What is needed:
Copy out each line of the entries below in which the string "depth" appears.
==== Record extracts ====
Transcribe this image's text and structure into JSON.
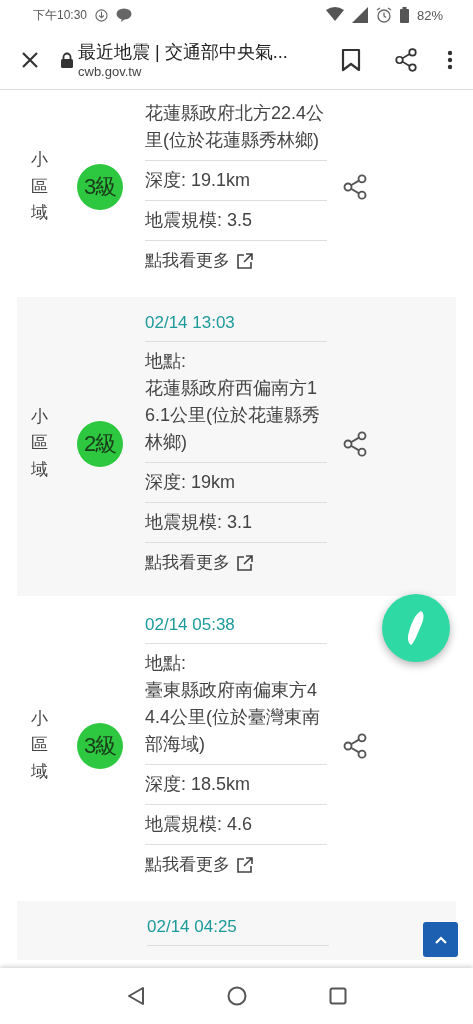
{
  "status_bar": {
    "time": "下午10:30",
    "battery": "82%"
  },
  "browser_bar": {
    "title": "最近地震 | 交通部中央氣...",
    "url": "cwb.gov.tw"
  },
  "earthquakes": [
    {
      "area": "小區域",
      "intensity": "3級",
      "location": "花蓮縣政府北方22.4公里(位於花蓮縣秀林鄉)",
      "depth": "深度: 19.1km",
      "magnitude": "地震規模: 3.5",
      "more_link": "點我看更多"
    },
    {
      "time": "02/14 13:03",
      "area": "小區域",
      "intensity": "2級",
      "location_label": "地點:",
      "location": "花蓮縣政府西偏南方16.1公里(位於花蓮縣秀林鄉)",
      "depth": "深度: 19km",
      "magnitude": "地震規模: 3.1",
      "more_link": "點我看更多"
    },
    {
      "time": "02/14 05:38",
      "area": "小區域",
      "intensity": "3級",
      "location_label": "地點:",
      "location": "臺東縣政府南偏東方44.4公里(位於臺灣東南部海域)",
      "depth": "深度: 18.5km",
      "magnitude": "地震規模: 4.6",
      "more_link": "點我看更多"
    },
    {
      "time": "02/14 04:25"
    }
  ]
}
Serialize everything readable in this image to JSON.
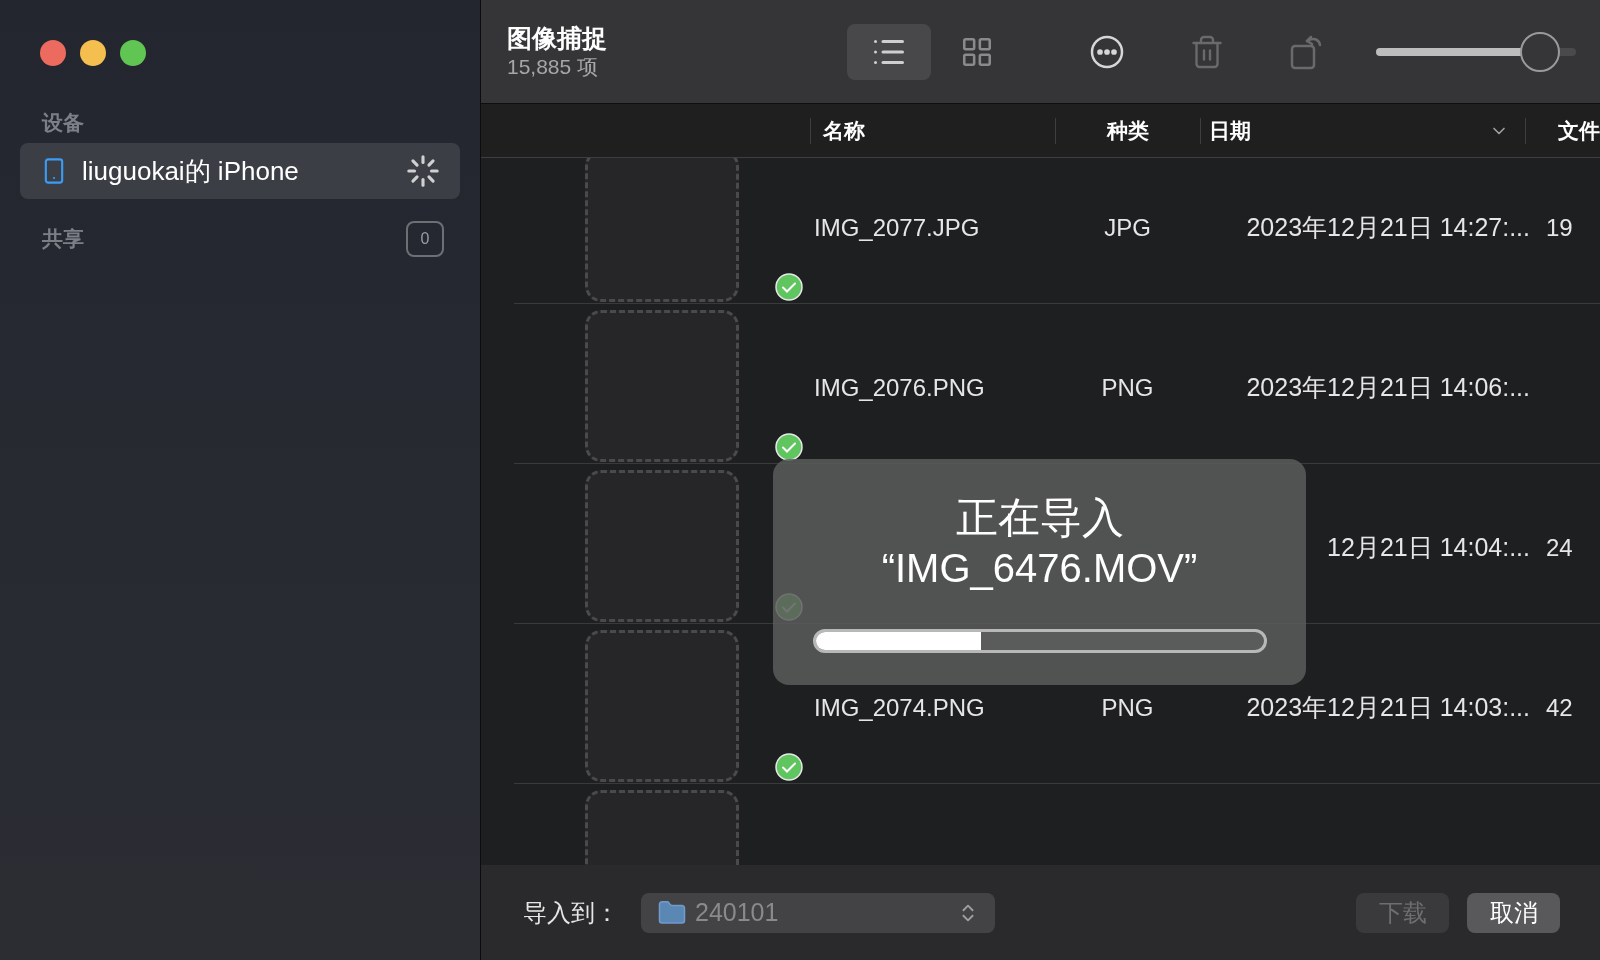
{
  "sidebar": {
    "sections": [
      {
        "heading": "设备",
        "items": [
          {
            "label": "liuguokai的 iPhone",
            "selected": true,
            "loading": true
          }
        ]
      },
      {
        "heading": "共享",
        "badge": "0"
      }
    ]
  },
  "toolbar": {
    "title": "图像捕捉",
    "subtitle": "15,885 项",
    "view_buttons": [
      {
        "kind": "list",
        "selected": true
      },
      {
        "kind": "grid",
        "selected": false
      }
    ],
    "actions": [
      {
        "kind": "more",
        "disabled": false
      },
      {
        "kind": "delete",
        "disabled": true
      },
      {
        "kind": "rotate",
        "disabled": true
      }
    ],
    "zoom_slider": {
      "level": 0.82
    }
  },
  "table": {
    "columns": [
      {
        "label": "名称",
        "sorted": false
      },
      {
        "label": "种类",
        "sorted": false
      },
      {
        "label": "日期",
        "sorted": true
      },
      {
        "label": "文件",
        "sorted": false
      }
    ],
    "rows": [
      {
        "name": "IMG_2077.JPG",
        "kind": "JPG",
        "date": "2023年12月21日 14:27:...",
        "size": "19",
        "imported": true
      },
      {
        "name": "IMG_2076.PNG",
        "kind": "PNG",
        "date": "2023年12月21日 14:06:...",
        "imported": true
      },
      {
        "date": "12月21日 14:04:...",
        "size": "24",
        "imported": true
      },
      {
        "name": "IMG_2074.PNG",
        "kind": "PNG",
        "date": "2023年12月21日 14:03:...",
        "size": "42",
        "imported": true
      }
    ]
  },
  "progress_dialog": {
    "title": "正在导入",
    "file": "“IMG_6476.MOV”",
    "level": 0.37
  },
  "bottom_bar": {
    "label": "导入到：",
    "destination": "240101",
    "buttons": [
      {
        "label": "下载",
        "disabled": true
      },
      {
        "label": "取消",
        "disabled": false
      }
    ]
  }
}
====
Written solution:
      "depth": "深度: 19.1km",
      "depth": "深度: 19km",
      "depth": "深度: 18.5km",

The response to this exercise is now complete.